Background: Commonly occurring genetic variants in CYP2C9 are known to reduce catalytic activity and are associated with enhanced patient sensitivity to warfarin. Interethnic differences in warfarin dose requirement have been described in the Asian population, and we postulate that this could be related to genetic variants of CYP2C9 that are unique to ethnic groups.
Methods: We prospectively genotyped 125 patients who were receiving a stable daily warfarin dose to maintain international normalized ratio values between 2 and 3 through comprehensive sequencing of the promoter and coding regions of the CYP2C9 gene.

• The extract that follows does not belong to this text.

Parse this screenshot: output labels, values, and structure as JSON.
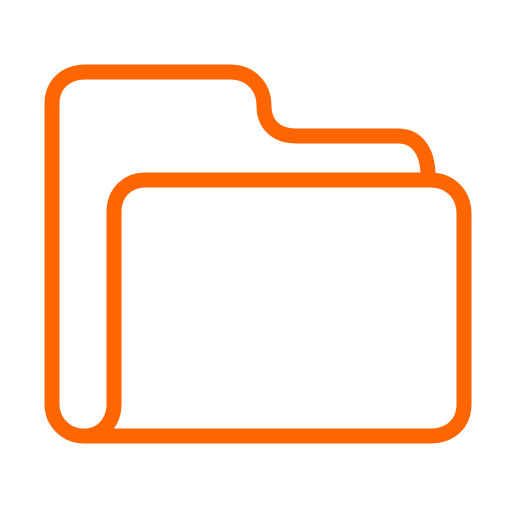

Results: The mean weight-adjusted warfarin maintenance dose was significantly lower for Malay and Chinese subjects than Indian subjects ( P <.001 and.014, respectively). Warfarin dose negatively correlated with age (r = -0.4, P <.001) but not with sex. Multiple variants were detected in the promoter, exonic, intronic, and 3'-untranslated regions of CYP2C9, of which 16 were novel, including 7 nonsynonymous exonic variants ( 208G>C, 374G>A, 485C>A, 895A>G, 1144C>T, 1190A>C, and 1362G>C ). CYP2C9*3, but not CYP2C9*2, was found in Chinese and Malay patients, and carriers of the CYP2C9*3 variant in Chinese ( P <.01) and Indian ( P <.01) patients, but not Malay patients ( P =.77), required less warfarin. The influence of the novel exonic variants on warfarin dose requirement was unclear, because they were rare, but the lower warfarin dose requirement for Chinese and Malay patients existed despite omission of individuals with any coding region variants from analysis.

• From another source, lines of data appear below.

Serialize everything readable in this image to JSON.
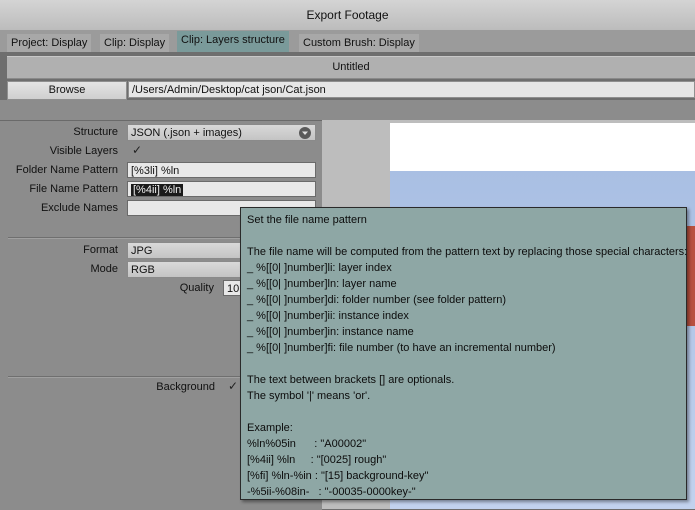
{
  "window": {
    "title": "Export Footage"
  },
  "tabs": [
    {
      "label": "Project: Display",
      "active": false
    },
    {
      "label": "Clip: Display",
      "active": false
    },
    {
      "label": "Clip: Layers structure",
      "active": true
    },
    {
      "label": "Custom Brush: Display",
      "active": false
    }
  ],
  "document": {
    "name": "Untitled"
  },
  "browse": {
    "button_label": "Browse",
    "path": "/Users/Admin/Desktop/cat json/Cat.json"
  },
  "form": {
    "structure": {
      "label": "Structure",
      "value": "JSON (.json + images)"
    },
    "visible_layers": {
      "label": "Visible Layers",
      "checked": true
    },
    "folder_name_pattern": {
      "label": "Folder Name Pattern",
      "value": "[%3li] %ln"
    },
    "file_name_pattern": {
      "label": "File Name Pattern",
      "value": "[%4ii] %ln"
    },
    "exclude_names": {
      "label": "Exclude Names",
      "value": ""
    },
    "format": {
      "label": "Format",
      "value": "JPG"
    },
    "mode": {
      "label": "Mode",
      "value": "RGB"
    },
    "quality": {
      "label": "Quality",
      "value": "10"
    },
    "background": {
      "label": "Background",
      "checked": true
    }
  },
  "tooltip": {
    "lines": [
      "Set the file name pattern",
      "",
      "The file name will be computed from the pattern text by replacing those special characters:",
      "_ %[[0| ]number]li: layer index",
      "_ %[[0| ]number]ln: layer name",
      "_ %[[0| ]number]di: folder number (see folder pattern)",
      "_ %[[0| ]number]ii: instance index",
      "_ %[[0| ]number]in: instance name",
      "_ %[[0| ]number]fi: file number (to have an incremental number)",
      "",
      "The text between brackets [] are optionals.",
      "The symbol '|' means 'or'.",
      "",
      "Example:",
      "%ln%05in      : \"A00002\"",
      "[%4ii] %ln     : \"[0025] rough\"",
      "[%fi] %ln-%in : \"[15] background-key\"",
      "-%5ii-%08in-   : \"-00035-0000key-\""
    ]
  },
  "icons": {
    "check": "✓",
    "dropdown": "chevron-down-icon"
  }
}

Conclusions: Interethnic differences in warfarin dosing in Asian subjects may result from other genetic, dietary, or environmental influences; however, these novel variants in the gene warrant further characterization through functional studies.